It’s that time of year again when many of us prepare to “spring forward,” a yearly practice known as daylight saving time (DST). While setting our clocks ahead one hour in March may be an insignificant change for some, it can be a big adjustment for seniors and older adults.
Losing that one hour of sleep can actually cause sleep disruptions, an elevation in cardiovascular disease or heart disease, a rise in driving accidents and injuries, and drowsiness the next day, according to a recent study.
But these effects particularly add up and can impact elderly populations, Peter Polos, MD, a sleep medicine specialist and sleep expert at Hackensack Meridian Health, told Seasons.
“While the degree of effects varies individual to individual, the time change has a greater impact on the elderly than the non-elderly,” he said. “They’re even more vulnerable to changes in their sleep schedule because they have to get up an hour earlier and they’re getting up earlier to begin with. Now, they have more light exposure that makes the onset of sleep later in the evening.”
How does daylight saving time affect our body and sleep?
Many people are guided by circadian rhythms, the internal body clocks that give us cues on when to get up or go to bed.
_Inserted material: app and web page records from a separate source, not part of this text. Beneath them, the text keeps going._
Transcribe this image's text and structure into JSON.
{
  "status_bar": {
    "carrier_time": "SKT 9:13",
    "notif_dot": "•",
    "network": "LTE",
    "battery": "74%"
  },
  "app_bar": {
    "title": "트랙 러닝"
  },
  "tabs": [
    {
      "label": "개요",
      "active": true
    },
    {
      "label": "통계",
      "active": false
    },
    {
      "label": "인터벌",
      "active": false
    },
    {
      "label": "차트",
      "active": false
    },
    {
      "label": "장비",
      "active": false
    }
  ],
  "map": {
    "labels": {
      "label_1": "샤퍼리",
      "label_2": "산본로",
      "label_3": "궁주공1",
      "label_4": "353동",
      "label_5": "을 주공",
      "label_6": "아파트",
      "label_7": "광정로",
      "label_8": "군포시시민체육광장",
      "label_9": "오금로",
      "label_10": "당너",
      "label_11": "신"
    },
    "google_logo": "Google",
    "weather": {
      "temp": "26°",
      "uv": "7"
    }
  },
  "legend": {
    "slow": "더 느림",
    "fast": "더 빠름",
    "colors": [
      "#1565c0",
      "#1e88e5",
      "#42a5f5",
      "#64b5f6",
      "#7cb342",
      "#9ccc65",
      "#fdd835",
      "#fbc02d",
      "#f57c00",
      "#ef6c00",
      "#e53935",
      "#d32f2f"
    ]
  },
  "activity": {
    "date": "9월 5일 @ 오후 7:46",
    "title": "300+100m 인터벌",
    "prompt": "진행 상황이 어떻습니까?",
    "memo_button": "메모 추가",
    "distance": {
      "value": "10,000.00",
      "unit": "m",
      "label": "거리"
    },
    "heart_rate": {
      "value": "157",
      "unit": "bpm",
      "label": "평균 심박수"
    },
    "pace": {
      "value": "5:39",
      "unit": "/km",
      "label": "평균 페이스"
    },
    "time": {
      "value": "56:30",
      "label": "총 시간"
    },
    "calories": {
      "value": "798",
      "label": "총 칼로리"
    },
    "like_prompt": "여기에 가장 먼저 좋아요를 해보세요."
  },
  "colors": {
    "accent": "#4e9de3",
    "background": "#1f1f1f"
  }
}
These rhythms also follow a 24-hour cycle and are dependent on light exposure. However, any disruption to this rhythm, like daylight saving, can throw off sleep cycles.
Furthermore, light suppresses the production of melatonin, a hormone your brain releases in response to darkness.
“When we take someone and expose them to light earlier in the day, it’s going to delay your sleep onset because your brain now says, ‘There’s more daylight, I’ll hold off on releasing melatonin,’” Polos said. “That will then push you to sleep later in the evening.”
Not only does your circadian rhythm play a role in your sleep schedule, but the rhythm also controls the release of your body’s hormones that can influence mood and hunger, according to Northwestern Medicine.
Not only does your circadian rhythm play a role in your sleep schedule, but the rhythm also controls the release of your body’s hormones that can influence mood and hunger.
When circadian rhythms shift, especially when time is modified, some people can experience changes to their body, including:
- Cluster headaches – These are headaches that cluster on one side of the head and can cause unbearable pain for days or weeks.
- An increase in appetite – This is caused by an increase in ghrelin, a hormone that regulates hunger.
- An elevation in mood – Higher levels of sun exposure can increase serotonin levels, which can boost mood.
“Whenever the time changes, it may cause a little bit of confusion at first because of the inclination to want to go to sleep or want to sleep later,” Polos said. “But eventually we will have to adapt to that. I don’t think there are any real long-term effects caused by DST, but there could definitely be some short-term effects.”
Why is ‘springing forward’ more challenging on seniors?
For most adults, chugging an extra cup of coffee or energy drink can be enough to adjust to the time change, but that isn’t the same for older adults, especially those who suffer from chronic health conditions.
In fact, the transition to longer periods of daylight or darkness can potentially cause loss of sleep and confusion in seniors, Enmanuelle Pardilla-Delgado, PhD, research fellow in sleep medicine at the Brigham and Women’s Hospital, told Seasons.
…the transition to longer periods of daylight or darkness can potentially cause loss of sleep and confusion in seniors.
“Older adults already have lighter sleep schedules and more fragmented (shallow) sleep. These conditions already set them up, making it harder for them to adjust to any sort of change,” he said. “That includes not only daylight saving but changing time zones as well.”
Pardilla-Delgado added some seniors who have chronic health conditions like dementia or Alzheimer’s may also suffer sundowning, a state of confusion that typically occurs in the late afternoon and spans into the night.
Those who experience sundowning symptoms may have problems with sleeping, experienced anxiety, agitation, pacing and timing disorientation.
“If you’re setting the clock earlier in the spring, that means that time is not going to correspond as much with the actual sun going down,” Pardilla-Delgado said. “So, I think it’s very likely that you might have stronger symptoms of sundowning during this transition period.”
The Alzheimer’s Association states changes in sleep schedules can also impact some seniors’ ability to accurately take medications on time/correctly, and sleepiness can lead to falls or injuries.
However, there are ways to manage the transition and alleviate some of the potential challenges that stem from DST.
How can I adjust to the time change?
The good thing is potential disruptions set off by DST are not genetic, but environmental. This means people can easily adjust behaviors that may cause issues, such as a poor sleep schedule or drowsiness.
Here are some suggestions to help those most affected by the change to DST, as recommended by Polos and Pardilla-Delgado:
- Anticipate the change.
- Establish a sleep routine and stick to it.
- Avoid sleep disruptors, including caffeine, alcohol and medications.
- Exercise during the day or spend time outdoors.
- Three to four days before DST, gradually alter your bedtime to 15 or 20 minutes earlier.
- Practice good sleep hygiene, such as turning off electronics and sleeping in dark, quiet and cool environments.
If you find yourself or a senior loved one struggling with sleep issues related to DST, reach out to a medical professional to seek advice.